A review of more than 100 years of rainfall records of major cities in California -- including San Jose, Los Angeles, San Diego, Santa Rosa, Redding and Fresno -- shows that none have ever finished the rainy season with normal rainfall totals after ending January with the amount of rain they've had so far this winter.
In San Francisco, where rainfall records date back to 1849, the odds are only a little better. Just twice has the city's rainfall total recovered to its normal level of 23.65 inches by June 30 after being where it is now, at 8.53 inches, from July 1 through Jan. 31.
In Eureka, it's happened three times since 1885. In the rest of the cities, not once, even though their weather records also date back to the late 1800s.
In other words, California winters are like Olympic ski racers. Stumble at the beginning of the race, and it's very difficult to catch up by the end.

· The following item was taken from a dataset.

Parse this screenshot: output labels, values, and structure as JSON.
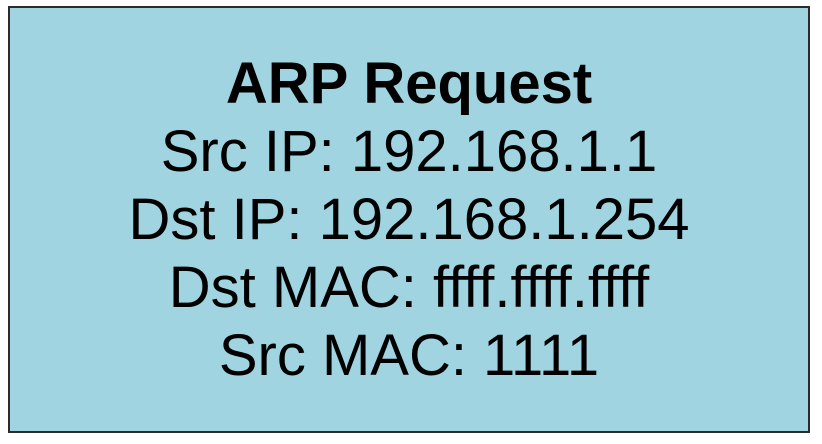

"The odds are against you with a bad start," said Jan Null, a meteorologist with Golden Gate Weather Services in Saratoga, who compiled the data. "Usually there just aren't enough opportunities to recover."
California's Mediterranean climate means that most rain every year falls during four months: December, January, February and March.
In San Francisco, 71 percent of the annual total, on average, occurs in those four months. In San Jose it's 70 percent. In Sacramento, it's 68 percent and in Los Angeles, it's 78 percent.
So far this winter, December was dry, January was about average in most areas -- saved by one big storm on Jan. 8 and 9 -- and February so far has been bone dry and hot, with forecasts calling for another 10 days of warm, sunny weather.
While it could still rain considerably between now and April 1, much of the state remains in a sizable rainfall deficit this winter. History shows that when the deficits are this big, there are rarely, if ever, enough storms in most Marches to salvage a normal year.